Whether Latinos in the United States are learning English quickly or not seems to be somewhat in the eye of the beholder.
The Pew Hispanic Center reported last week that 88 percent of second-generation Latinos surveyed report they speak English very well. In their executive summary of the report, “English Usage Among Hispanics in the United States,” the authors translated the 88 percent statistic into the following statement: “Nearly all Hispanic adults born in the United States of immigrant parents report they are fluent in English.”
But Mark Krikorian, the executive director of the Washington-based Center for Immigration Studies, which aims to reduce immigration, didn’t have a “nearly all” angle to his remarks about the finding when he was quoted in a Nov. 30 article in the Washington Post.
“The fact that 88 percent of American-born children speak English very well is not something to brag about,” Mr. Krikorian said. “What that really means,” he continues in the article, “is that 1 out of 8 American-born children of Hispanic immigrants does not speak English very well.”
The report also stated that a “small minority” of first-generation immigrants who are Latinos describe themselves as skilled English speakers. One in four Latino immigrants says he or she is able to speak English very well.
I think educators agree that something is really wrong if the child of an immigrant, who is U.S.- born and attends U.S. schools his or her whole life, isn’t fluent in English upon graduation from high school. But they differ in their thinking about what is a reasonable amount of time for it to take for a child to learn English.
Educators often say, too, that how fast someone learns English varies greatly from person to person. The Pew study notes that research shows that the age of arrival and education level of immigrants are some of the predictors of how quickly they acquire good English skills.
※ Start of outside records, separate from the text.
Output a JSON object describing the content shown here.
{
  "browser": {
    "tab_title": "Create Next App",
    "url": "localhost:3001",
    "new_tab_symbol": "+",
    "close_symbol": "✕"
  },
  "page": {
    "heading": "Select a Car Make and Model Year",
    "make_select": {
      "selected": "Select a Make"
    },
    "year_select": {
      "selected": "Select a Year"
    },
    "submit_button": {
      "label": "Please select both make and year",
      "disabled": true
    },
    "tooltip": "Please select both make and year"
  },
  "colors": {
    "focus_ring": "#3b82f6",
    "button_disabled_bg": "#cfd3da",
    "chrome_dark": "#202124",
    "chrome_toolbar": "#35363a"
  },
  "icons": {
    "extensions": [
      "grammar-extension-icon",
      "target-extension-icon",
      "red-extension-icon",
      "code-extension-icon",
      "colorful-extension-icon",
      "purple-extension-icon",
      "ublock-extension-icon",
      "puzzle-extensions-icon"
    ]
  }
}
A version of this news article first appeared in the Learning the Language blog.